● **What the exercise asks**
Keep only the lines of the data below that contain "username", and copy them.

● **Interface dataset entries**
Start of Block

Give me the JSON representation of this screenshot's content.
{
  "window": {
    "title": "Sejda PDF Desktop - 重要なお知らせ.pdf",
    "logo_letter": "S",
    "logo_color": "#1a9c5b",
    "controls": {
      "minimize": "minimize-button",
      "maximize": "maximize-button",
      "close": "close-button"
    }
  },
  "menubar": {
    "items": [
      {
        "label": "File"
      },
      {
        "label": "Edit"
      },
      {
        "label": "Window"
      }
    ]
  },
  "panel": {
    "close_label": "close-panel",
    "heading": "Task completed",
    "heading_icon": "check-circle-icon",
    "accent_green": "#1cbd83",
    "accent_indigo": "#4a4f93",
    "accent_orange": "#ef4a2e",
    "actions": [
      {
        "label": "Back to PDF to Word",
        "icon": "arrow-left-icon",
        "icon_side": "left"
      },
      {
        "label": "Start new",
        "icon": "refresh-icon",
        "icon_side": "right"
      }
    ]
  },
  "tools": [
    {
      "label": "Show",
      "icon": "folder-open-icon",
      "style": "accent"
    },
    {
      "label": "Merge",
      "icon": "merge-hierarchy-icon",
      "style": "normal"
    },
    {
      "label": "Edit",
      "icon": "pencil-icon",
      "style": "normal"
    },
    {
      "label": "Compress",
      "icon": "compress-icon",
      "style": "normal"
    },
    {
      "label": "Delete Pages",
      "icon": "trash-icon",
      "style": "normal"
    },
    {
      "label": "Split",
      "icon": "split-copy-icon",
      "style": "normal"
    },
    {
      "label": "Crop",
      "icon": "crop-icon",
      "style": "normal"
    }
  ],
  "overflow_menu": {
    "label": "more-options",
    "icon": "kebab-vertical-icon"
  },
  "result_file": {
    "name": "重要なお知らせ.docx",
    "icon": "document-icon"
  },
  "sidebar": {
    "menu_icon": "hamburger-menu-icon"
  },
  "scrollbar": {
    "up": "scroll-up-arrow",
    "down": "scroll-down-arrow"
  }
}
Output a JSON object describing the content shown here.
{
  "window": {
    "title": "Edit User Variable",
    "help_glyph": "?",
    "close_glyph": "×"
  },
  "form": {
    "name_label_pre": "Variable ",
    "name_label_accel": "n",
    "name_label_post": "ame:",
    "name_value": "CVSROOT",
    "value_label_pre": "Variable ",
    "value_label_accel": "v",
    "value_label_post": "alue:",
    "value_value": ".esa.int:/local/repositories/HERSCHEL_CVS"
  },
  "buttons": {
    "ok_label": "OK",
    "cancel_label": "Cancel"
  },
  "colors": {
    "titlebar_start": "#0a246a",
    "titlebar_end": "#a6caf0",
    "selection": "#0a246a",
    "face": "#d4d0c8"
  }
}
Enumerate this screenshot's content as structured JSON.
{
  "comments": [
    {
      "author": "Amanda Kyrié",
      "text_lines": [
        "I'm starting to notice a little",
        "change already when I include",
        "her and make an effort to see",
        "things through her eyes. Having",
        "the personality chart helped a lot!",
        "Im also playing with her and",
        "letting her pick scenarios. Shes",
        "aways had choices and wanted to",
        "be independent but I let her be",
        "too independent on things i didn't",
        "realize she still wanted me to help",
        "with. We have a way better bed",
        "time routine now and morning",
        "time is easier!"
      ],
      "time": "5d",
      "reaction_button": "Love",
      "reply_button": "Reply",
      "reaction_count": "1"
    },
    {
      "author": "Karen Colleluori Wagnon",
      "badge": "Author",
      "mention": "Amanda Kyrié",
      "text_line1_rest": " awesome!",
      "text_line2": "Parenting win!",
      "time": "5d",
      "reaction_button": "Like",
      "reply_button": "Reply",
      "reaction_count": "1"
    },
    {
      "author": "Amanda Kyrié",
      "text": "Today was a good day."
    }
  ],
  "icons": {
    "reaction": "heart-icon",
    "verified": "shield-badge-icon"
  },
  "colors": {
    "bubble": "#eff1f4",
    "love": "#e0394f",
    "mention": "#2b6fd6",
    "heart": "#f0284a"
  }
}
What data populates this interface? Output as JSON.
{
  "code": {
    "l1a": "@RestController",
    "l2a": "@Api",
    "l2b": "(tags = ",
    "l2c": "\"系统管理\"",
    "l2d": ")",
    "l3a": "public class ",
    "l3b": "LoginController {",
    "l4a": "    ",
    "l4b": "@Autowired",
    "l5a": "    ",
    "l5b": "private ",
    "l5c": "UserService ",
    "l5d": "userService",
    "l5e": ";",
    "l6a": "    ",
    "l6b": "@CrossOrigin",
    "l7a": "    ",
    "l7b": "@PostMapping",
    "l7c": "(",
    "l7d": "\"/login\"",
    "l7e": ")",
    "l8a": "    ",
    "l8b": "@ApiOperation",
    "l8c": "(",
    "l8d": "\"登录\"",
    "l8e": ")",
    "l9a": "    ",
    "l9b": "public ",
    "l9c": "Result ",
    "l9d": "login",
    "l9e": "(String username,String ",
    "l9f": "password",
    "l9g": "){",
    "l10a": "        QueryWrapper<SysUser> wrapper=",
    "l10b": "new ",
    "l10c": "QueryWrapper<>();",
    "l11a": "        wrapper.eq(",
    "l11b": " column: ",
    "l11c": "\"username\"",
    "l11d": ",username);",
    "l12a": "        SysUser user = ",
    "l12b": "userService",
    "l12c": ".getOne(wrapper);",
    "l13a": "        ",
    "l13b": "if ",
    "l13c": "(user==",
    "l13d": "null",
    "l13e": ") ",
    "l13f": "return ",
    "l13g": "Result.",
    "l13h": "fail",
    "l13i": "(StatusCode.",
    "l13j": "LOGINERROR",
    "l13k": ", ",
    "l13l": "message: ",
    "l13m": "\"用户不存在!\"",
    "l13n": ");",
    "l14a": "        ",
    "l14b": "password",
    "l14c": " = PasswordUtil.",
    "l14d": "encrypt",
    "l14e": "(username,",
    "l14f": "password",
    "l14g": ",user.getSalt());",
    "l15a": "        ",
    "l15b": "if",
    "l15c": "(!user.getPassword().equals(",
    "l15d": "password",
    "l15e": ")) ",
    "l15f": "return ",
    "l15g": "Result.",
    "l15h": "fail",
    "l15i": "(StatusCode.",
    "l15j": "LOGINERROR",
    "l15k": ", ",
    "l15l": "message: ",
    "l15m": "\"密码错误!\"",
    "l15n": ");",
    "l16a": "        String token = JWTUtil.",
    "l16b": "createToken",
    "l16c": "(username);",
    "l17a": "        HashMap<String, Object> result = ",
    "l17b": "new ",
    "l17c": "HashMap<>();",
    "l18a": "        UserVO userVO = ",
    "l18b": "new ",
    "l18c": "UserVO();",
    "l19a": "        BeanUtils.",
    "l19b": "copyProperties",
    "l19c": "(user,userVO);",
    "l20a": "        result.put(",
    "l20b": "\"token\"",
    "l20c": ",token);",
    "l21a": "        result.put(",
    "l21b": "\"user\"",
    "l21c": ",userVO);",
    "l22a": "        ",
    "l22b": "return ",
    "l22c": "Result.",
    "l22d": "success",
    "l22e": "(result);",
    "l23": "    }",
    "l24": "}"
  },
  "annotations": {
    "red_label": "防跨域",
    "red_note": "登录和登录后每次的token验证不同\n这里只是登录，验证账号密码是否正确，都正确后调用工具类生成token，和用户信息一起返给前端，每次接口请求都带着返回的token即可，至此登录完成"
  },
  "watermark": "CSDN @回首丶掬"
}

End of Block

● **Solution to the exercise**
    "l9e": "(String username,String ",
    "l11c": "\"username\"",
    "l11d": ",username);",
    "l14e": "(username,",
    "l16c": "(username);",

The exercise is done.